• PROBLEM DETAILS:
Within the records that follow, find every line containing the string "reward". Copy those lines.

[App and web page records]
[Start of section]

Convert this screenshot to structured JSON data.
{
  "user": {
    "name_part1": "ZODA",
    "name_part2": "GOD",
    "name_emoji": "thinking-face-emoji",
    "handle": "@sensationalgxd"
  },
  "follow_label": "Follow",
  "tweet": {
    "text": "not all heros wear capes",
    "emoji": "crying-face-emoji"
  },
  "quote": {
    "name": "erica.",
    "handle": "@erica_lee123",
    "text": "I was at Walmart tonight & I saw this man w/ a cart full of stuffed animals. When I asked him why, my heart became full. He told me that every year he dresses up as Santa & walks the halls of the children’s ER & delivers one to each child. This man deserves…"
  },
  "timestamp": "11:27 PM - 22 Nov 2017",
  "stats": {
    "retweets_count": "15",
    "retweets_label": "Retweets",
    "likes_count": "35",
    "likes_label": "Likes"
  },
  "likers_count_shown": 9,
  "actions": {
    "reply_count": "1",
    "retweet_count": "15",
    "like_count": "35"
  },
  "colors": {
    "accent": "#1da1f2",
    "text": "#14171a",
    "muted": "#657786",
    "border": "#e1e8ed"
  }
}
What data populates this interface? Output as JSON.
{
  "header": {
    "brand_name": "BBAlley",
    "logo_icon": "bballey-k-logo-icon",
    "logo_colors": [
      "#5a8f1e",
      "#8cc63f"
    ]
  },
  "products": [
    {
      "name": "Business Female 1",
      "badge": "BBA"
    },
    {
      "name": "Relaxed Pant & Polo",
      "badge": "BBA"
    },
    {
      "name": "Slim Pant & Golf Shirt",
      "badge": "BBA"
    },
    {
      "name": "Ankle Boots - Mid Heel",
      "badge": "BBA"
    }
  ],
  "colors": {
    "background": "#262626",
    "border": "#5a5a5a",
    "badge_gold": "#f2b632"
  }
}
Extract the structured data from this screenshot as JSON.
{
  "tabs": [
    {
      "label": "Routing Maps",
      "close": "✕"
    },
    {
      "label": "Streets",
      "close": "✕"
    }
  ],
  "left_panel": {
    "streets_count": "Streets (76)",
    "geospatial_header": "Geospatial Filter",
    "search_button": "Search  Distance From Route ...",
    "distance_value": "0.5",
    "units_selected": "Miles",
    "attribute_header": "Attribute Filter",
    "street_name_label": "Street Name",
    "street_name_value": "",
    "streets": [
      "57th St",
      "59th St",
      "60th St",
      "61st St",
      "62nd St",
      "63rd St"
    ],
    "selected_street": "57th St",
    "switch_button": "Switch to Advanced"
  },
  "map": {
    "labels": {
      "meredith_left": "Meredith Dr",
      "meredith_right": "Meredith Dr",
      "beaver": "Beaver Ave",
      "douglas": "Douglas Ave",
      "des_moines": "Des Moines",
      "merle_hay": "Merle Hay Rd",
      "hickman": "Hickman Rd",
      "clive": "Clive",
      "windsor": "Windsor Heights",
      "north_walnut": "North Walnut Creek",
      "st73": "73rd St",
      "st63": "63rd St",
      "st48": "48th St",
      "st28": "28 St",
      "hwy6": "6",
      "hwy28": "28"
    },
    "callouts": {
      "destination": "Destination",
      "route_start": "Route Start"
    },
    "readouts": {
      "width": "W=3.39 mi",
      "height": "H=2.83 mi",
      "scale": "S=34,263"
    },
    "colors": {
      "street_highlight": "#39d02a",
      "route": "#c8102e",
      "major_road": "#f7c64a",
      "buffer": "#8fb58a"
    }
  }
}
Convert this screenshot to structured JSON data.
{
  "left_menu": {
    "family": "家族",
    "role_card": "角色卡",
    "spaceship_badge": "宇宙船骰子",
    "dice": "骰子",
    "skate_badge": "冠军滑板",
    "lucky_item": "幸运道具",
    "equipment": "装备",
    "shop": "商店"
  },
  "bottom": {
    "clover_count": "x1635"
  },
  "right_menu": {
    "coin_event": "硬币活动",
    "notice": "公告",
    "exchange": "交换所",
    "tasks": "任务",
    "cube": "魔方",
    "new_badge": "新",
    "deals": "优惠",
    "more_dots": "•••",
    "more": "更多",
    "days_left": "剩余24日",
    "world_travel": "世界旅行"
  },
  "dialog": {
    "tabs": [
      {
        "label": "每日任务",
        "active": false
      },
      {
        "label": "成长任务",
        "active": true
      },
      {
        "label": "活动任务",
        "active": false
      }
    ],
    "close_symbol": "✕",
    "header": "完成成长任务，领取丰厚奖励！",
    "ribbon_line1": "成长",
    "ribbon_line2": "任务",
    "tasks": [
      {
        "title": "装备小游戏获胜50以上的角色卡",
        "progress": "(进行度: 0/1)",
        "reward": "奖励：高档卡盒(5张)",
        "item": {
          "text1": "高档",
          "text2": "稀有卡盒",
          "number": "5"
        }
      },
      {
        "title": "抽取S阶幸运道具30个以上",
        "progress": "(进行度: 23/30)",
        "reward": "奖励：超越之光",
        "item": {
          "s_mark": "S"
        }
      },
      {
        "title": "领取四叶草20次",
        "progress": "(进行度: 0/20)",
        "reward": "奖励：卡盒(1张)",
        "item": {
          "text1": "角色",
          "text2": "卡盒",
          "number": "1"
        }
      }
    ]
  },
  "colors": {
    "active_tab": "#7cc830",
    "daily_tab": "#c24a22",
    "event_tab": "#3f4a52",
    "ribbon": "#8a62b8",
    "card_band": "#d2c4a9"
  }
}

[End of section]

• RESPONSE TO THE TASK:
        "reward": "奖励：高档卡盒(5张)",
        "reward": "奖励：超越之光",
        "reward": "奖励：卡盒(1张)",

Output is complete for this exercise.